▸ **WHAT TO PRODUCE**
Your reply should be the records below, duplicated exactly, with any picture removed.

▸ **Dataset rows for apps and sites**
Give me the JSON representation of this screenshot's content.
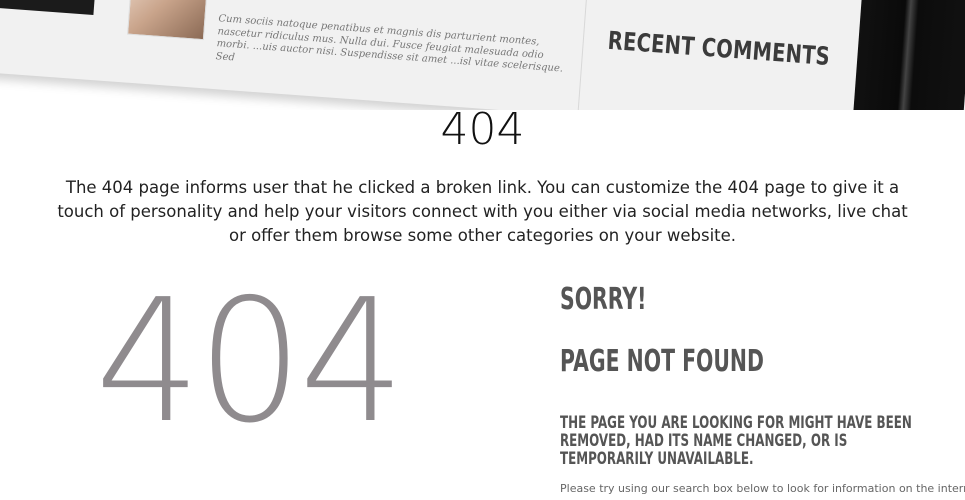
{
  "banner": {
    "post_excerpt": "Cum sociis natoque penatibus et magnis dis parturient montes, nascetur ridiculus mus. Nulla dui. Fusce feugiat malesuada odio morbi. ...uis auctor nisi. Suspendisse sit amet ...isl vitae scelerisque. Sed",
    "recent_comments_heading": "RECENT COMMENTS"
  },
  "main": {
    "title": "404",
    "intro": "The 404 page informs user that he clicked a broken link. You can customize the 404 page to give it a touch of personality and help your visitors connect with you either via social media networks, live chat or offer them browse some other categories on your website.",
    "big_code": "404",
    "sorry": "SORRY!",
    "not_found": "PAGE NOT FOUND",
    "unavailable": "THE PAGE YOU ARE LOOKING FOR MIGHT HAVE BEEN REMOVED, HAD ITS NAME CHANGED, OR IS TEMPORARILY UNAVAILABLE.",
    "hint": "Please try using our search box below to look for information on the internet."
  },
  "colors": {
    "big_code": "#8f8b8e",
    "heading": "#555555"
  }
}
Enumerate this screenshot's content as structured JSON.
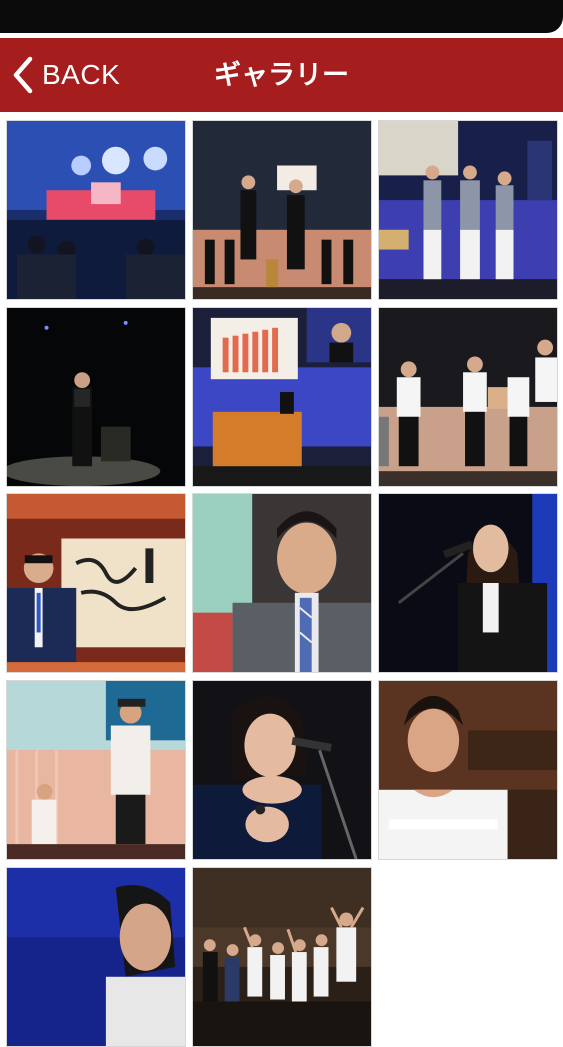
{
  "header": {
    "back_label": "BACK",
    "title": "ギャラリー",
    "back_icon": "chevron-left-icon",
    "bar_color": "#a51d1d"
  },
  "gallery": {
    "photos": [
      {
        "label": "concert-hall-stage-lights"
      },
      {
        "label": "speakers-holding-sign-on-stage"
      },
      {
        "label": "presenters-in-vests-on-stage"
      },
      {
        "label": "speaker-in-spotlight"
      },
      {
        "label": "podium-with-bar-chart-screen"
      },
      {
        "label": "group-with-white-shirts-on-stage"
      },
      {
        "label": "man-in-front-of-calligraphy-banner"
      },
      {
        "label": "man-speaking-closeup"
      },
      {
        "label": "woman-at-microphone"
      },
      {
        "label": "performer-in-white-jacket"
      },
      {
        "label": "woman-smiling-at-microphone"
      },
      {
        "label": "man-in-broche-shirt"
      },
      {
        "label": "man-on-blue-background"
      },
      {
        "label": "group-celebrating-on-stage"
      }
    ]
  }
}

▸ **YOUR SOLUTION**
Give me the JSON representation of this screenshot's content.
{
  "banner": {
    "post_excerpt": "Cum sociis natoque penatibus et magnis dis parturient montes, nascetur ridiculus mus. Nulla dui. Fusce feugiat malesuada odio morbi. ...uis auctor nisi. Suspendisse sit amet ...isl vitae scelerisque. Sed",
    "recent_comments_heading": "RECENT COMMENTS"
  },
  "main": {
    "title": "404",
    "intro": "The 404 page informs user that he clicked a broken link. You can customize the 404 page to give it a touch of personality and help your visitors connect with you either via social media networks, live chat or offer them browse some other categories on your website.",
    "big_code": "404",
    "sorry": "SORRY!",
    "not_found": "PAGE NOT FOUND",
    "unavailable": "THE PAGE YOU ARE LOOKING FOR MIGHT HAVE BEEN REMOVED, HAD ITS NAME CHANGED, OR IS TEMPORARILY UNAVAILABLE.",
    "hint": "Please try using our search box below to look for information on the internet."
  },
  "colors": {
    "big_code": "#8f8b8e",
    "heading": "#555555"
  }
}
Enumerate this screenshot's content as structured JSON.
{
  "header": {
    "back_label": "BACK",
    "title": "ギャラリー",
    "back_icon": "chevron-left-icon",
    "bar_color": "#a51d1d"
  },
  "gallery": {
    "photos": [
      {
        "label": "concert-hall-stage-lights"
      },
      {
        "label": "speakers-holding-sign-on-stage"
      },
      {
        "label": "presenters-in-vests-on-stage"
      },
      {
        "label": "speaker-in-spotlight"
      },
      {
        "label": "podium-with-bar-chart-screen"
      },
      {
        "label": "group-with-white-shirts-on-stage"
      },
      {
        "label": "man-in-front-of-calligraphy-banner"
      },
      {
        "label": "man-speaking-closeup"
      },
      {
        "label": "woman-at-microphone"
      },
      {
        "label": "performer-in-white-jacket"
      },
      {
        "label": "woman-smiling-at-microphone"
      },
      {
        "label": "man-in-broche-shirt"
      },
      {
        "label": "man-on-blue-background"
      },
      {
        "label": "group-celebrating-on-stage"
      }
    ]
  }
}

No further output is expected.